There were, in the end, practical, literary reasons why this odd hybrid of fiction and nonfiction didn’t work. It was too convoluted and too stuffed with incident. (Strange that life often permits more coincidence and mayhem than fiction will allow. “If you put all of that in your novel,” a friend once said about my early manuscript, “no one will believe it.”) But more than that, the process of trying to almost literally embody my family on the page was unhinging me. As I wrote about Rory, I also dreamed about him feverishly. Some mornings I woke, sweating, my heart whomping like a punch bag, and saw him standing in the corner of the room, mere feet away. I reached out for him, still caught somewhere between the real world and my interior world, the world I was laboring to re-create on the page. But in those few waking, startled instants, he slipped away, dissolved into dust motes hanging in the air, lit up and dancing in the early morning sun.
I was trying to use the novel form to finish my brother’s story. I was trying to give him a proper ending, trying to undo the accident’s cruel interruption. Instead, it was undoing me. The only way to write about Rory was to do so directly; it was time to come back to this world. I had, finally, to let my brother’s story line hit its dead end.
As harrowing as it was to bring my mom and Rory to the page, the most difficult parts of "Epilogue" to write, on a purely technical level, were about my father. His was a story twisted and blurred by addiction. (And further complicated by the secrets he held, though that’s another matter altogether.) Because he often hid his drinking, it’s difficult for me to say whether my father was a full-blown alcoholic or a “problem drinker.” Either way, drink was his cure for grief, and he needed stronger and stronger doses as the years wore on.
As a character, he became wildly unpredictable. One night he would be smiles, laughter and happy industry as we set about making ourselves a big French dinner. The next he would be so drunk he could only stalk the house in a stupor. He would break unexpectedly into tears or fall into sullen, silent rages. Is a person’s true self revealed or obscured by addiction? Whichever way, my dad became both antagonist and victim. In the slow, uncertain composition of "Epilogue," as in life, I never knew whether to hate or forgive him for those Seagram’s Canadian bottles that piled up in the garbage. I never knew whether to blame the drink or the drinker or, indeed, myself for not somehow putting an end to it. He died an alcoholic’s death, a perforated ulcer, when I was 24.

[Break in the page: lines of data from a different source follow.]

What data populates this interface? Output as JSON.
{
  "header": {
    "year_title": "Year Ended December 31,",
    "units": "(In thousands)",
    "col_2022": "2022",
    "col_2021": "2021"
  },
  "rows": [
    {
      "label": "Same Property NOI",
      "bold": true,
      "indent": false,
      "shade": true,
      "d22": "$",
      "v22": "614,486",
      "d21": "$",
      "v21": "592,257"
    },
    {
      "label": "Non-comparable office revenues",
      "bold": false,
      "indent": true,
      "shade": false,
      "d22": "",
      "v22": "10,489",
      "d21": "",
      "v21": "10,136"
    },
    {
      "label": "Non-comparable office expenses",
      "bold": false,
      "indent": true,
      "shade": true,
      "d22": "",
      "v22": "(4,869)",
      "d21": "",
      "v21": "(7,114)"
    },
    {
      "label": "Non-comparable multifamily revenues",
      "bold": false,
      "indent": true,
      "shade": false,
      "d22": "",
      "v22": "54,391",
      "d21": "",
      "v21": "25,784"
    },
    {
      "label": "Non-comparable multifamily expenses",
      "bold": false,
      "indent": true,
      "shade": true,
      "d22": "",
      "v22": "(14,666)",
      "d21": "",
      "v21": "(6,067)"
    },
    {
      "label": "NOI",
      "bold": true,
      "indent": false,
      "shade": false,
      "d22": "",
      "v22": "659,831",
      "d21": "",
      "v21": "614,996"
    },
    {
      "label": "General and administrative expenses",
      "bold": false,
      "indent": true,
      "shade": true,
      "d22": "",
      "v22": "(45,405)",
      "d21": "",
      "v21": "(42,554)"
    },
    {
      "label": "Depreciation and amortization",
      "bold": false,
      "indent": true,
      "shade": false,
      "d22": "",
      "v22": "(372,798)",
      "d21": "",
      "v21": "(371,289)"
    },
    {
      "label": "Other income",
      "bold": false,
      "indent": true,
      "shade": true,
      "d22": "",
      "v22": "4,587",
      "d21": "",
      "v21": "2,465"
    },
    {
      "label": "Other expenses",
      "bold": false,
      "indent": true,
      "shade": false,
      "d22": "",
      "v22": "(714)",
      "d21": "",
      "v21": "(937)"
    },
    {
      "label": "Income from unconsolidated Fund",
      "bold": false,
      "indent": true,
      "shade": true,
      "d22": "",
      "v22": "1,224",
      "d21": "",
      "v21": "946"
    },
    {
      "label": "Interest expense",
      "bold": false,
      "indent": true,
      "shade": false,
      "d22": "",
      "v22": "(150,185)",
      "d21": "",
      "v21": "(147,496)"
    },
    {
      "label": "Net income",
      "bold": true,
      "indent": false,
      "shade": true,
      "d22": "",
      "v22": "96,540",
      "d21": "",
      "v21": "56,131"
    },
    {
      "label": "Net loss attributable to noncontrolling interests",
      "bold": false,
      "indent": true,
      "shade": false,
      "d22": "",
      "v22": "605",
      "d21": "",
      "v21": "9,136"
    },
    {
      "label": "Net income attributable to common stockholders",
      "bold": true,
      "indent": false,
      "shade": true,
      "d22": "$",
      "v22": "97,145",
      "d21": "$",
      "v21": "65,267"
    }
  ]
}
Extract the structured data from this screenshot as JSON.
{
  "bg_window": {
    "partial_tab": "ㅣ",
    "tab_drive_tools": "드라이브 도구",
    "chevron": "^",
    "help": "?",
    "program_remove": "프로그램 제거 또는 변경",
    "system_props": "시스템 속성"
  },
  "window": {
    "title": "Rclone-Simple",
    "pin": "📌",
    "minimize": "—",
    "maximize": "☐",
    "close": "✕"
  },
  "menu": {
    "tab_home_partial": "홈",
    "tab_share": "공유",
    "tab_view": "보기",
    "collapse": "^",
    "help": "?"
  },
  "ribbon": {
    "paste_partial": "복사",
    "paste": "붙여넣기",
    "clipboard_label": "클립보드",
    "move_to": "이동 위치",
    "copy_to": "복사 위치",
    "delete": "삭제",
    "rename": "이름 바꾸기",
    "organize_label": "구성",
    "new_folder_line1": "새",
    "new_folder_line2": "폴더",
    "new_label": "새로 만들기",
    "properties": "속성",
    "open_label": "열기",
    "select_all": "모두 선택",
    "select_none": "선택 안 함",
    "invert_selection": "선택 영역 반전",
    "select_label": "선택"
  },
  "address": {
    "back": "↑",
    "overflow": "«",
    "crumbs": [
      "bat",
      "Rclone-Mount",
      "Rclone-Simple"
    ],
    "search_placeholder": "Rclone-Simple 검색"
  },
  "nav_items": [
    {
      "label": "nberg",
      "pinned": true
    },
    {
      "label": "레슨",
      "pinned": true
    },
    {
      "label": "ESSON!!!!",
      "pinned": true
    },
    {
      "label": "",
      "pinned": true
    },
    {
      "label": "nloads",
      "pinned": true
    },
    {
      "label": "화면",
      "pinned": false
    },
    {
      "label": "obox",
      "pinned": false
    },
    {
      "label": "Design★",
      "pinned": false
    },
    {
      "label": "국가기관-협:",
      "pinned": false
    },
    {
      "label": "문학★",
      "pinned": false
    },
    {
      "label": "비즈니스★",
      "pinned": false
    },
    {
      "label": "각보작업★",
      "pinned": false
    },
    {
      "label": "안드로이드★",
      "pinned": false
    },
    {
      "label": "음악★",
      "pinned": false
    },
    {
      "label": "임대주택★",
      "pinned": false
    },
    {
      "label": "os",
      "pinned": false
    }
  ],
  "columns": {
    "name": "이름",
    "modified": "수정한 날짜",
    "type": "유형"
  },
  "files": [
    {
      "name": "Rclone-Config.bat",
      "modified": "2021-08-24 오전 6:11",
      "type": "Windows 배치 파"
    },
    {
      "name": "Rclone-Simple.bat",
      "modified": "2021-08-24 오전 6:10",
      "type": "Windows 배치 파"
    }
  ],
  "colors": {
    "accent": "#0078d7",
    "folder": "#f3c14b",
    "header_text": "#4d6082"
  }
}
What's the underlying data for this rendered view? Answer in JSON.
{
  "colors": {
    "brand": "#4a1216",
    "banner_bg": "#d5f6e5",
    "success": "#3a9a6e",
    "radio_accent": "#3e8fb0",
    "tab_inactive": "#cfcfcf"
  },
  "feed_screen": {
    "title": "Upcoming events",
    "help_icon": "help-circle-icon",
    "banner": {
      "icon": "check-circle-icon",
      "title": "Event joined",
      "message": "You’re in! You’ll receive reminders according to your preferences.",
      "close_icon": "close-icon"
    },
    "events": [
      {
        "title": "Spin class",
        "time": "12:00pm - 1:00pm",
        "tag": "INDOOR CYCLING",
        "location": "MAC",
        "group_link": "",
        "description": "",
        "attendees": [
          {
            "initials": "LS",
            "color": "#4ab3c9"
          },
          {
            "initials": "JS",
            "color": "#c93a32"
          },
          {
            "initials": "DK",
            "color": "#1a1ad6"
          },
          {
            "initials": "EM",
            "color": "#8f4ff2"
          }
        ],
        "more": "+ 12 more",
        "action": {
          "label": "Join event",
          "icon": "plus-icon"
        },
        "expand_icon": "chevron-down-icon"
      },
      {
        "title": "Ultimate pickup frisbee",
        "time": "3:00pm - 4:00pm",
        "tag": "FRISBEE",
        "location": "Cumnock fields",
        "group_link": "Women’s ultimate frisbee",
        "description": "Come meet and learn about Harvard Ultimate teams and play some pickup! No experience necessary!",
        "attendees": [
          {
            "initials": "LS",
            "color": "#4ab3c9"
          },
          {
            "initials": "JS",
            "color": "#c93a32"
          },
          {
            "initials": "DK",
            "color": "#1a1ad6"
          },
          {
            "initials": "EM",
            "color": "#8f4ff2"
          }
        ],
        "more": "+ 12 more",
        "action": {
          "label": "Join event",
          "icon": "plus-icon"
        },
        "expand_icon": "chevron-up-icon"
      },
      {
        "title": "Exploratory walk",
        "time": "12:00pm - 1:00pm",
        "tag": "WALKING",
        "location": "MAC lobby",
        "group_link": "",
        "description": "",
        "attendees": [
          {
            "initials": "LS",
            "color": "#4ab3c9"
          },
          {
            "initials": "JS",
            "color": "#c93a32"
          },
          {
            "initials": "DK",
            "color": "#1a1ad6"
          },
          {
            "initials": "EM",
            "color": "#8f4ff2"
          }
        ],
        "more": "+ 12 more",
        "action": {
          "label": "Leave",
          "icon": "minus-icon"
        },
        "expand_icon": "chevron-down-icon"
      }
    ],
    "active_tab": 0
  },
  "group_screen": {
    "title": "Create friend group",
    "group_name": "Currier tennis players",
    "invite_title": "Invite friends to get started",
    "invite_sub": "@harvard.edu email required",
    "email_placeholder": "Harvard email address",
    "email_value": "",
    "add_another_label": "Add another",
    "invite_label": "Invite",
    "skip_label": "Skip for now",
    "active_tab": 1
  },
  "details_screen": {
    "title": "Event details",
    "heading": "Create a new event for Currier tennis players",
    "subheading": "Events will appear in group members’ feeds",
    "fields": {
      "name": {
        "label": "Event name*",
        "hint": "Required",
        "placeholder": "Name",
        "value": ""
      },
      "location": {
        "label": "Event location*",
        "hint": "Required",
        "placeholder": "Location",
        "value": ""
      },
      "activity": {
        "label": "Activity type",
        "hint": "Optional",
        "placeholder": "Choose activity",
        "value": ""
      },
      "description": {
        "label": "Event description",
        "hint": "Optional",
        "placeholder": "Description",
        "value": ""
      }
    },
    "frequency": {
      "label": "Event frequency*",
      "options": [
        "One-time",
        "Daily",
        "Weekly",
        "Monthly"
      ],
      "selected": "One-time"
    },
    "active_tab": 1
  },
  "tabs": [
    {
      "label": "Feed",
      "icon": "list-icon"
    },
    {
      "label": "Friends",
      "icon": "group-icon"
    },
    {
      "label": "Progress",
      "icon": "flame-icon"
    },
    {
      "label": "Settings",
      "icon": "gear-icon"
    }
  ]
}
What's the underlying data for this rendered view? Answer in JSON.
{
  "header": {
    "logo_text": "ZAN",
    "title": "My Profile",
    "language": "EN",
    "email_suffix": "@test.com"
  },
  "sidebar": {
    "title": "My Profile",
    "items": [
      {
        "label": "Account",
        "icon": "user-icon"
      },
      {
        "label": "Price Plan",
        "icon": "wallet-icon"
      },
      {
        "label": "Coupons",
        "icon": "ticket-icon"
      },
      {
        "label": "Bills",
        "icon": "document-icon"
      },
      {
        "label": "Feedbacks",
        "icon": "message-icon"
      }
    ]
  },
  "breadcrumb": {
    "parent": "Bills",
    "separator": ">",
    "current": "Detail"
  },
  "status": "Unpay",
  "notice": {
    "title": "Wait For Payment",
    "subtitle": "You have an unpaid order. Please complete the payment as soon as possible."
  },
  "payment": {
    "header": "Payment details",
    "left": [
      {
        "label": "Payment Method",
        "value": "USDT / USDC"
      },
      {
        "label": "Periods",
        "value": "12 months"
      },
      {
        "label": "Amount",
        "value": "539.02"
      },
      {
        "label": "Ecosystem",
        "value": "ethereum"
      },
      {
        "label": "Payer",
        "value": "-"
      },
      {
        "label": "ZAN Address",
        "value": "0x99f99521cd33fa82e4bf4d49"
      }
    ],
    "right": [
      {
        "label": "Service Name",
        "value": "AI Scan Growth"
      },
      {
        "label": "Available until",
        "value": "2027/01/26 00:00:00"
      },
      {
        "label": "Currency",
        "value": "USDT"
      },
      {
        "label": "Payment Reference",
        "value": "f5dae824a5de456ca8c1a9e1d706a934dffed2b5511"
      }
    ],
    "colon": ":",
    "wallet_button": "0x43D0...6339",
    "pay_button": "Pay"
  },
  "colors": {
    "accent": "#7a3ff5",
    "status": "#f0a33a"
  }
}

Writing about my father was an agonizing process, full of second guesses and constant doubling back to try to explain, to myself as much as the reader, the contradictions our lives could never quite contain. A family’s story is a ragged patchwork, all crazy patterns and loose, fraying threads. One of the hardest things to learn is how to keep from trying to tie those threads off.
As I read all of this back, I find myself emphasizing the difficulty, the labor of writing "Epilogue." But at times it was a joy, no more so than when I dwelled so long and so closely with my family as characters that I really did feel they were there in the room with me. A story about loss can be an act of resurrection. And even if the miracle doesn’t last any longer than it takes to finish a paragraph or a sentence, there is still that moment, that suspension, when life and death and time are held for a moment, hanging like those dust motes trembling in the sunlight.
And then you turn the page.